The Revenue Commissioners successfully collected almost €32bn on behalf of the State last year, a good performance considering our straitened economic circumstances.

Unlike other state bodies, the organisation is still held in reasonable esteem by people and businesses, if never exactly liked. Up to now, trust between the public and the organisation has been extraordinarily high.

However, for the whole taxation system to function properly, the protection of taxpayer records is paramount.

When an individual or a firm pays tax to the State, they're effectively entering into an informal contract. They agree to pay what they owe, while the Revenue agrees to treat its affairs confidentially.

On this latter score, Thursday's break-in at a Revenue Commissioners' office on the Navan Road raises serious concerns.

Some 10 laptops were stolen in the raid and gardai and Revenue officials were still unsure last night about the motive, although there were indications the raid may have been undertaken by a well organised criminal gang, such was the professionalism of the operation.

While clearly the Revenue took steps to protect the sensitive records at the office (which deals with fraud and tax evasion) by using padlocks and encryption, it is evident security was not sufficiently watertight and improvements will be needed.

It can only be hoped that the gang that took the laptops will struggle to penetrate the Revenue's IT encryption system installed on each one, but it is not good enough that records belonging to taxpayers -- compliant or otherwise -- should be put at risk of theft by criminal gangs in this way.

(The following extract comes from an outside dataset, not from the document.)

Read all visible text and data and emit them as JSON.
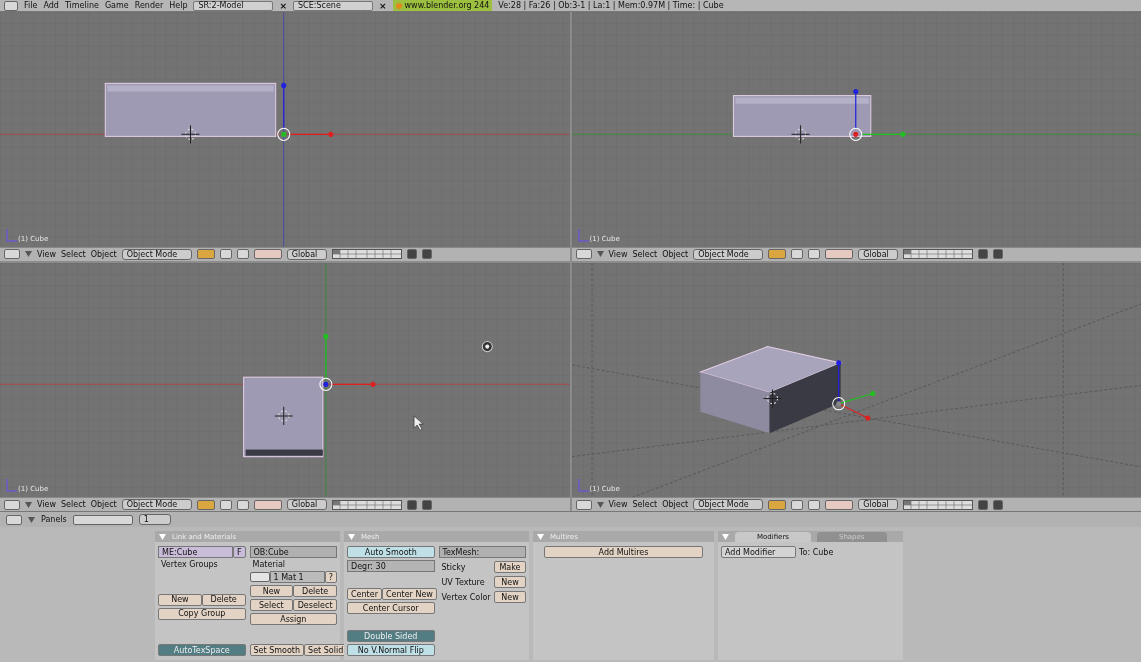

A full review of systems, procedures and security at sensitive Revenue offices is now urgently needed.